As we’ve reflected in the past, Agora really is home for CCS in India. It’s where we’re taken care of the best, where we have the most freedom to roam, where people know us intimately, and the one place each of the dozen or so trips to India for CCS students has stopped. Despite how remote it is and how different the culture can be, trip participants immediately seem to feel more comfortable here. And I, for one, as the trip leader, feel a sense of relief at getting here – and not just because it means the long journey to get here is over.
Every time of day here feels interesting and relevant and fun – the meals, the hikes, the fishing, the play, all of it. But the mornings in Agora and the Assi Ganga feel the most personal. They nurture and awaken each person uniquely.

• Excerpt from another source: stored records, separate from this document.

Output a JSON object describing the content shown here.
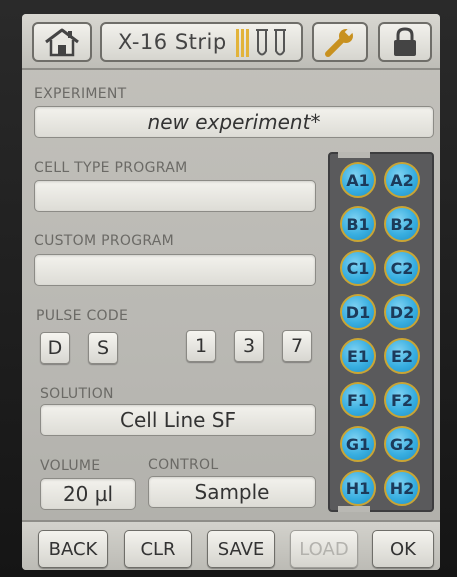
{
  "toolbar": {
    "strip_label": "X-16 Strip",
    "home_icon": "home-icon",
    "wrench_icon": "wrench-icon",
    "lock_icon": "lock-icon"
  },
  "experiment": {
    "label": "EXPERIMENT",
    "value": "new experiment*"
  },
  "cell_type_program": {
    "label": "CELL TYPE PROGRAM",
    "value": ""
  },
  "custom_program": {
    "label": "CUSTOM PROGRAM",
    "value": ""
  },
  "pulse_code": {
    "label": "PULSE CODE",
    "codes": [
      "D",
      "S",
      "1",
      "3",
      "7"
    ]
  },
  "solution": {
    "label": "SOLUTION",
    "value": "Cell Line SF"
  },
  "volume": {
    "label": "VOLUME",
    "value": "20 µl"
  },
  "control": {
    "label": "CONTROL",
    "value": "Sample"
  },
  "wells": [
    [
      "A1",
      "A2"
    ],
    [
      "B1",
      "B2"
    ],
    [
      "C1",
      "C2"
    ],
    [
      "D1",
      "D2"
    ],
    [
      "E1",
      "E2"
    ],
    [
      "F1",
      "F2"
    ],
    [
      "G1",
      "G2"
    ],
    [
      "H1",
      "H2"
    ]
  ],
  "bottom": {
    "back": "BACK",
    "clr": "CLR",
    "save": "SAVE",
    "load": "LOAD",
    "ok": "OK"
  },
  "colors": {
    "well_fill": "#38aee0",
    "well_border": "#c9a535",
    "plate": "#5a5a5c",
    "screen_bg": "#bdbcb6"
  }
}
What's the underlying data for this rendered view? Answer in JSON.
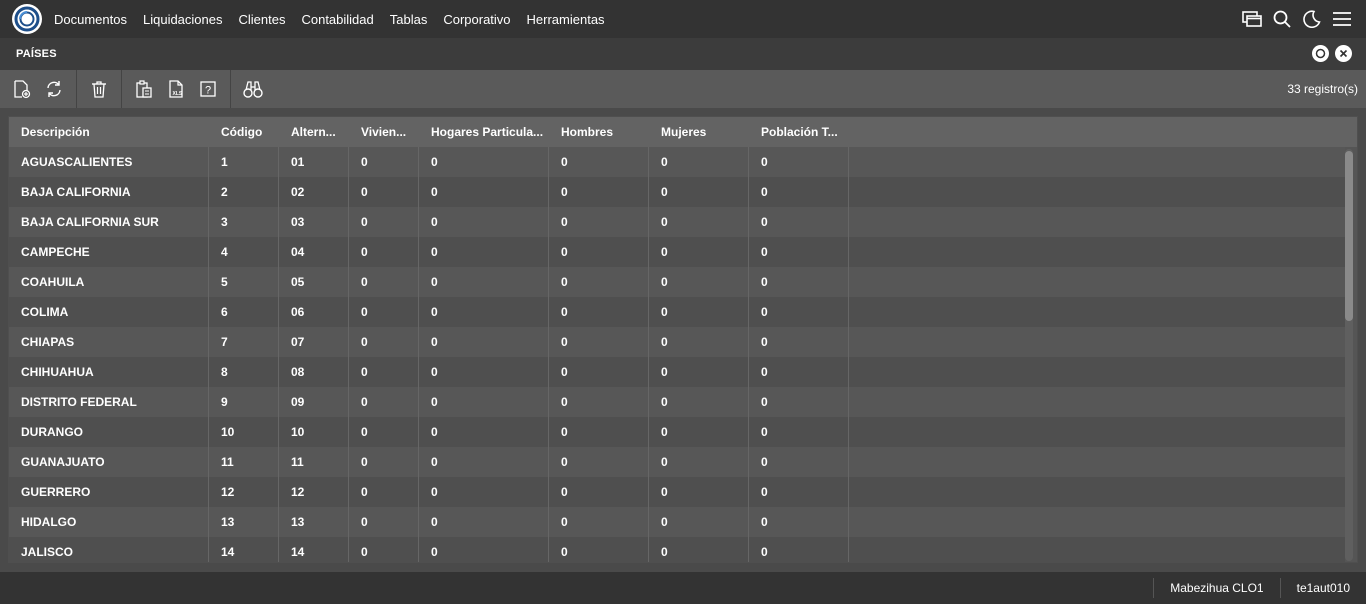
{
  "nav": {
    "items": [
      "Documentos",
      "Liquidaciones",
      "Clientes",
      "Contabilidad",
      "Tablas",
      "Corporativo",
      "Herramientas"
    ]
  },
  "top_icons": [
    "windows-icon",
    "search-icon",
    "moon-icon",
    "menu-icon"
  ],
  "page": {
    "title": "PAÍSES"
  },
  "toolbar": {
    "record_count": "33 registro(s)"
  },
  "grid": {
    "columns": [
      "Descripción",
      "Código",
      "Altern...",
      "Vivien...",
      "Hogares Particula...",
      "Hombres",
      "Mujeres",
      "Población T..."
    ],
    "rows": [
      [
        "AGUASCALIENTES",
        "1",
        "01",
        "0",
        "0",
        "0",
        "0",
        "0"
      ],
      [
        "BAJA CALIFORNIA",
        "2",
        "02",
        "0",
        "0",
        "0",
        "0",
        "0"
      ],
      [
        "BAJA CALIFORNIA SUR",
        "3",
        "03",
        "0",
        "0",
        "0",
        "0",
        "0"
      ],
      [
        "CAMPECHE",
        "4",
        "04",
        "0",
        "0",
        "0",
        "0",
        "0"
      ],
      [
        "COAHUILA",
        "5",
        "05",
        "0",
        "0",
        "0",
        "0",
        "0"
      ],
      [
        "COLIMA",
        "6",
        "06",
        "0",
        "0",
        "0",
        "0",
        "0"
      ],
      [
        "CHIAPAS",
        "7",
        "07",
        "0",
        "0",
        "0",
        "0",
        "0"
      ],
      [
        "CHIHUAHUA",
        "8",
        "08",
        "0",
        "0",
        "0",
        "0",
        "0"
      ],
      [
        "DISTRITO FEDERAL",
        "9",
        "09",
        "0",
        "0",
        "0",
        "0",
        "0"
      ],
      [
        "DURANGO",
        "10",
        "10",
        "0",
        "0",
        "0",
        "0",
        "0"
      ],
      [
        "GUANAJUATO",
        "11",
        "11",
        "0",
        "0",
        "0",
        "0",
        "0"
      ],
      [
        "GUERRERO",
        "12",
        "12",
        "0",
        "0",
        "0",
        "0",
        "0"
      ],
      [
        "HIDALGO",
        "13",
        "13",
        "0",
        "0",
        "0",
        "0",
        "0"
      ],
      [
        "JALISCO",
        "14",
        "14",
        "0",
        "0",
        "0",
        "0",
        "0"
      ]
    ]
  },
  "status": {
    "user": "Mabezihua CLO1",
    "session": "te1aut010"
  }
}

Local women use the early morning light to make their way out from the village in search of the essentials – wood for fires, grass for animals, ferns and other forage for food, and manure for fertilizer. Sitting near any path, the energy of these women in the mornings is humbling. There’s a natural pace and a personal joy it seems in taking part in this timeless ritual of collection – this morning, one woman prayed to a holy tree on the far side of the village while others chatted quietly, not wanting to disturb the morning vibe. To an observer, they are at once part of a collective, a living group on its way to provide, and so clearly individuals.
Children use the morning to play and prepare for the day. It’s the loudest time in the heart of the village – cold showers eliciting cries or screams, the sound of games, the teasing of elders and peers. For those of us who find energy in interacting with young people, it’s a rejuvenating time. You can sense the energy of this community’s future waxing into something special.
Men from Agora use it for so many different purposes. The neighbor just above the lodge where we’re staying uses it to travel each day to Uttarkashi for a parantha and newspaper. The mule guys use to to start their journeys out in search of sand for cement or to carry the goods for trekking groups. The carpenter heads out to work on his current project. The blacksmith starts his fire, preparing for a day of work. And some men just chill, their goal for that day to rest. The mornings showcase the variety of “jobs” the men here have. Unlike the women, each day can be substantially different depending on the time of year or the work at hand. It’s a good window into the significant difference between our Western way of connecting identity to occupation and the Indian way of just being a man, able to draw meaning from so many different jobs.
And, for us, it’s different for each traveler. For me, it was a quiet time to wake before the group and do some work. For Peyton, it was time to engage in conversation with me and Mr. Pausic about the end of his time at CCS and the blog post he’s working on. For Blake, it was time to observe and write tirelessly in his journal. For Milly, it was a time to connect with her parents and do some journaling. For Kean, a time to sit and think. And for the rest, a time to keep sleeping and recover from the journey. That’s the flow of the mornings while we’re here – a time for each of us to do what we need or want independently, unlike the rest of the time when we’re more or less operating as a group.
This morning, the strongest thought in my mind was about maps and meaning. I read the final paragraph of The Road last night and found myself creating a parallel metaphor to the one Cormac depicts in the skin of brook trout as maps of humanity. The terraces, the thick jungle, the paths up and down and around the river and the mountains, they all feel like a map. A map that connects out from and then back into Agora, home. We are so lucky to have a physical place that provides the feeling that Agora does. The feeling of being at home in the jungle, high up in the mountains, on the edge of our own lives. It’s hard not to feel drawn out, on the way to something beautiful. Knowing that home will be waiting.
“Once there were brook trouts in the streams in the mountains. You could see them standing in the amber current where the white edges of their fins wimpled softly in the flow. They smelled of moss in your hand. Polished and muscular and torsional. On their backs were vermiculate patterns that were maps of the world in its becoming. Maps and mazes. Of a thing which could not be put back. Not be made right again. In the deep glens where they lived all things were older than man and they hummed of mystery.”